Patient lover be.

I must be patient. I have a desire, a longing to experience these good gifts of God, but now is not the time. If I were dating someone this would take on a decided intensity. It is hard to love someone and to be loved - or at least it seems that way to me. There are many struggles in human relationships. And it is hard to be with someone you desire and say "No, be patient" to those desires.

And of course thinking about these things uncovers the idolatry in my heart - the idols of a physical relationship and of "belonging" to someone.

Sometimes I want these things so badly I can almost taste them. And I know this struggle doesn't end with marriage. Marriage does not equal contentment and fulfillment. That "perfect someone" isn't really "perfect" and I know from the testimony of married friends that you can still find yourself struggling with those same idols.

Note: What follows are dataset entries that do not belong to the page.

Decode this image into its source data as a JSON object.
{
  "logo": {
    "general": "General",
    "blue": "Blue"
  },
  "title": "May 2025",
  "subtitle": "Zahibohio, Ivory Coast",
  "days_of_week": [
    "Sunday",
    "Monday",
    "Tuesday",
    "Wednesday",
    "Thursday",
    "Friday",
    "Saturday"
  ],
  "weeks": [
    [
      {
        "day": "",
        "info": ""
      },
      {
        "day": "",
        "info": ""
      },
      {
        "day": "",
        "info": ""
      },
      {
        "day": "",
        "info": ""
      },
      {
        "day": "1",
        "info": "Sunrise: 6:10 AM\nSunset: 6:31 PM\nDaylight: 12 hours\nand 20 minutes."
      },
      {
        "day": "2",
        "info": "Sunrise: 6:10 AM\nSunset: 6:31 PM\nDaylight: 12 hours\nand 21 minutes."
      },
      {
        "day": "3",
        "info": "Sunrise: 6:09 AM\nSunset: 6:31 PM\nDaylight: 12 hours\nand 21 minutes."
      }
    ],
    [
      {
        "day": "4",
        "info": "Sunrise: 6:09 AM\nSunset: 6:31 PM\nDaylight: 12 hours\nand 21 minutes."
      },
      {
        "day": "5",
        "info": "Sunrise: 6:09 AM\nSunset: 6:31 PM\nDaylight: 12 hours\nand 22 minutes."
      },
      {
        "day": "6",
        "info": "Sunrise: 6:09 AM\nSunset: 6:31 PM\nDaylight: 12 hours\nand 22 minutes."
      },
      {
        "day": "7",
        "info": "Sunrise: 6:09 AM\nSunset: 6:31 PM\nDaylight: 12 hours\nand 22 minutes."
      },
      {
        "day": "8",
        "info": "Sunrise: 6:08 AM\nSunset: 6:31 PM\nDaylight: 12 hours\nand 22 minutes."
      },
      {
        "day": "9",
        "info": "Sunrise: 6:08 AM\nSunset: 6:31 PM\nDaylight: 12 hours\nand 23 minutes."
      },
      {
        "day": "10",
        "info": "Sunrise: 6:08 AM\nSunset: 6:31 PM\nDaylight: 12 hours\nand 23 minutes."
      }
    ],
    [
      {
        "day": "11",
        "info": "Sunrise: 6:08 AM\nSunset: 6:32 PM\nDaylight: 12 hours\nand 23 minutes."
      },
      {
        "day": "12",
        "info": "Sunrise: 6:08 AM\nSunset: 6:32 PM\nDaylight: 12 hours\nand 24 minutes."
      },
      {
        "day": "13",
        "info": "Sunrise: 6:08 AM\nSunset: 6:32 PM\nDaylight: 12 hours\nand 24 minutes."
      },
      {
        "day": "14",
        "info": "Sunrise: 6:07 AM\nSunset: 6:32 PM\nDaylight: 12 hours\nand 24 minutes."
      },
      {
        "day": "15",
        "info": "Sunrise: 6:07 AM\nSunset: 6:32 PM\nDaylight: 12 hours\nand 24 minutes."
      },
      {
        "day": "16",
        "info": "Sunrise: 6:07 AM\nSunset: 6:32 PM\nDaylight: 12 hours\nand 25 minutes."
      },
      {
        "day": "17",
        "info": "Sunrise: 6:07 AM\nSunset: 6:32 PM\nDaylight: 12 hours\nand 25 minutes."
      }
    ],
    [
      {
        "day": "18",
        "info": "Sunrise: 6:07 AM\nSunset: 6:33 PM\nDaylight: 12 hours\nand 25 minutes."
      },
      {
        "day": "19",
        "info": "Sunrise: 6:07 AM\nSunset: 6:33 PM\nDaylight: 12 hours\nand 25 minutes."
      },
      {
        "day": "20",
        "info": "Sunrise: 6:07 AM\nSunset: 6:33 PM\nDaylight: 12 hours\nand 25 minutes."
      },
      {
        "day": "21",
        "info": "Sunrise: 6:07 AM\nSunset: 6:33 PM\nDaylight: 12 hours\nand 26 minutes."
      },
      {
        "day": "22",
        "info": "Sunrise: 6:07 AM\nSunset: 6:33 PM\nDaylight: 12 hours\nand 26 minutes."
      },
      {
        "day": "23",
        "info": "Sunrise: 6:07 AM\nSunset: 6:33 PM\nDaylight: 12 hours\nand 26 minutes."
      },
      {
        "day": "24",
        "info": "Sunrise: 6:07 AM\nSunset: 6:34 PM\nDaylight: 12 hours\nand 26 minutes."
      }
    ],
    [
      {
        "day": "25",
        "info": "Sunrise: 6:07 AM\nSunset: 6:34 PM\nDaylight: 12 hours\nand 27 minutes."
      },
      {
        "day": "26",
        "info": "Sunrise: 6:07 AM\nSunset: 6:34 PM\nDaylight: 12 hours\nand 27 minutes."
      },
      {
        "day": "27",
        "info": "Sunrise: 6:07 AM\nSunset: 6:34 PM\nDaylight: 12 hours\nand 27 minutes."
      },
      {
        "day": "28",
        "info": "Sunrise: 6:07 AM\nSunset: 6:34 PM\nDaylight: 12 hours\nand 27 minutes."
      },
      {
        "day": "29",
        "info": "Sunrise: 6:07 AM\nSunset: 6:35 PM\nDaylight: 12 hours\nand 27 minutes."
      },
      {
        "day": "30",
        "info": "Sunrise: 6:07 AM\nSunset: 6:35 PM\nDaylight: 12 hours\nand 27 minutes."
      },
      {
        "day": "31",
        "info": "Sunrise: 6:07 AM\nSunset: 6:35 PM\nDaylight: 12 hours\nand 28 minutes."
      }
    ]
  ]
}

It's not that these aren't good things - the physical relationship & the "belonging" of marriage - but they are not God. They are not meant to be ultimately satisfying.

And so I must be patient. Whether I am single or in a relationship, I must be patient. I must be patient as I wait for these good gifts (if God chooses to give them to me) and struggle with the idolatry of my heart. And I must be patient as I wait for the day when I will no longer need to struggle, when I will be free from this sinful nature:

Romans 8:22-25
22We know that the whole creation has been groaning as in the pains of childbirth right up to the present time. 23Not only so, but we ourselves, who have the firstfruits of the Spirit, groan inwardly as we wait eagerly for our adoption as sons, the redemption of our bodies. 24For in this hope we were saved. But hope that is seen is no hope at all. Who hopes for what he already has? 25But if we hope for what we do not yet have, we wait for it patiently.

Maranatha - Come Lord Jesus!

Wednesday, September 16, 2009

The Inaugural Blog

Phew! I've just spent the last I'd-rather-not-say-how-many hours playing with gif files and looking up hex codes and editing html & finally! I have a red blog :}.

This is my latest attempt at blogging. We'll see if it sticks.